I was going to title this post: "Fodder to Get Us Off Our Asses", but it wasn't very romantic and I like the romantic notion of Providence. Maybe you're already off your ass and don't need this quote. And you can call it Providence or God or Karma or Inspiration or your Muse or Being Aligned with the Universe. Call it what you want, but when we make a commitment, something akin to magic happens. Showing up is the hard part. Sit down to write, pick up that paint brush, put on those running shoes and the flood gates of soul support open up. There is mystery here and I don't take it for granted. (Liz, I double dog dare you to read the book.)

The following is a quote from W.H. Murray, The Scottish Himalayan Expedition:

"Concerning all acts of initiative (and creation) there is one elementary truth, the ignorance of which kills countless ideas and splendid plans: that the moment one definitely commits oneself, then providence moves too. All sorts of things occur to help one that would not otherwise have occurred. A whole stream of events issues from the decision, raising one's favour all manner of unforeseen incidents and meetings and material assistance which no man would have dreamed would come his way. I have learned a deep respect for one of Goethe's couplets: 'Whatever you can do, or dream you can, begin it. Boldness has genius, magic, and power in it. Begin it now.'"

Wordless Wednesday: Babes in the Woods

Monday, August 09, 2010

Mindful Monday: Resistance

When I was in my early 20's I wrote "Nulla dies sine linea" on the inside cover page of every new writing notebook: "Resistance always has meaning". Then I made a true effort to Become a Writer in my mid-20's. At least, in my mind it was a true effort. It certainly felt like one at the time, and I received enough rejection letters to prove I'd made a bit of effort. Then I stopped writing. And I didn't read any fiction for 6 years.

That was a long time ago, and since then I have tortured myself by not writing every day. I have had long stretches of not writing for weeks, months, even years. And lately I have not been writing this blog and I haven't been writing any fiction. And I feel shitty and restless and guilty and small and angry when I don't write. So the question is: If not writing makes me feel like hell, WHY DON"T I JUST DO IT??????????

Because Resistance ALWAYS has meaning.

I am re-reading a book called The War of Art, by Steven Pressfield. It is a book I should never stop reading, one I should pick up every day so I don't forget. This book is about kicking Resistance in the ass and getting on with your work, whatever it is. The idea is that if you are trying to elevate yourself in any way; spiritually, physically, emotionally, morally, then you will meet Resistance. If your are trying to make art of any kind, if you are an entrepreneur, trying to lose 20 pounds, you will meet Resistance.

Now here's the cool thing: Fear and self-doubt are great indicators of the action we should be taking. They serve to illuminate our path. The more intensely we experience Resistance, the more we can be sure that it is important to us and to the growth of our soul.

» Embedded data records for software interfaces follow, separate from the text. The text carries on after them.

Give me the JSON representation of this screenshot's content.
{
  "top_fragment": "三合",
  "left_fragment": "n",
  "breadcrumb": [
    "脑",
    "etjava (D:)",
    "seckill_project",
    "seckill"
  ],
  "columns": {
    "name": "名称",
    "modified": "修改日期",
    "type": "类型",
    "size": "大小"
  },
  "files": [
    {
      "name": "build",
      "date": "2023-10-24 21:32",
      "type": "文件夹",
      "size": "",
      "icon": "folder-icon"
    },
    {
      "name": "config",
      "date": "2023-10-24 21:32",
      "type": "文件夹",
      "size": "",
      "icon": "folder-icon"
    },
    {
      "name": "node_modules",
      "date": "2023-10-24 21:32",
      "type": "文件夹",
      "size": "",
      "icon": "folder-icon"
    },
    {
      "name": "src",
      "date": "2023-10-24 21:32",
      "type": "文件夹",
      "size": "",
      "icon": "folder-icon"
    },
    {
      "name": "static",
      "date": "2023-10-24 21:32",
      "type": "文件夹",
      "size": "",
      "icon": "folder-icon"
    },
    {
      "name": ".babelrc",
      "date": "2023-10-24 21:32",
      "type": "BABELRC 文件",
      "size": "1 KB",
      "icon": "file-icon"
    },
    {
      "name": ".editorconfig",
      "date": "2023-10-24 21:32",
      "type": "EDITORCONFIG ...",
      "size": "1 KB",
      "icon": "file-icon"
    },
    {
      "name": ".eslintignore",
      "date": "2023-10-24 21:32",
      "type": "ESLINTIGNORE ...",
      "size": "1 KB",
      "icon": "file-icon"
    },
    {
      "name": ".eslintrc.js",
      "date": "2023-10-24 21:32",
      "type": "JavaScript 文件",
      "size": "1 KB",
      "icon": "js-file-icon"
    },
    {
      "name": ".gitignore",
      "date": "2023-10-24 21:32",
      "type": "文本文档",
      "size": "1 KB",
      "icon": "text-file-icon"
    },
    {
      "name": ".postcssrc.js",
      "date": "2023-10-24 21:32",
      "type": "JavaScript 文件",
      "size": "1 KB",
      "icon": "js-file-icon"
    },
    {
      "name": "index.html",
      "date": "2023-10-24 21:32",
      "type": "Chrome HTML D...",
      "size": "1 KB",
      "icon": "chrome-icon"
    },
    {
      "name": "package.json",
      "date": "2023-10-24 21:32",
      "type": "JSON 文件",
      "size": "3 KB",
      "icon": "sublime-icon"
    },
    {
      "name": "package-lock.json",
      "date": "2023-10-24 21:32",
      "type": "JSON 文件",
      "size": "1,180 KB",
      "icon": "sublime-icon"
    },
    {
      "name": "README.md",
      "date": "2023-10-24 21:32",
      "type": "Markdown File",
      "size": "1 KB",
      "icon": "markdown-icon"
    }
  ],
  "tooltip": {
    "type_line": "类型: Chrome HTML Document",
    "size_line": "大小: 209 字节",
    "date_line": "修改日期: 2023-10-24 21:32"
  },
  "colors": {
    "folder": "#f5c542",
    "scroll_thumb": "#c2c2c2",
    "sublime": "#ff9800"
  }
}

So. What's a miserable non-writing writer to do?

Write, I guess. Show up and let go of the rest. Stand up for herself. Fight the good fight like a warrior every day. Make a commitment and then get out of the way of herself. Stand tall in the face of the greatest fear of all: the fear of success. And I don't mean money and certainly not fame. I mean the success that is born from showing up for your life and giving the world what you've got.

So here I am. I hope to be here more often. I leave you with this abridged quote from Marianne Williamson that is often incorrectly attributed to Nelson Mandela:

"Our deepest fear is not that we are inadequate. Our deepest fear is that we are powerful beyond measure. It is our light, not our darkness that most frightens us. Your playing small does not serve the world. There is nothing enlightened about shrinking so that other people won't feel insecure around you. We are all meant to shine as children do. It's not just in some of us; it's in everyone. And as we let our own lights shine, we unconsciously give other people permission to do the same. As we are liberated from our own fear, our presence automatically liberates others."

Are you getting buried under the weight of Resistance like I am? It always has meaning.

Let's get to work.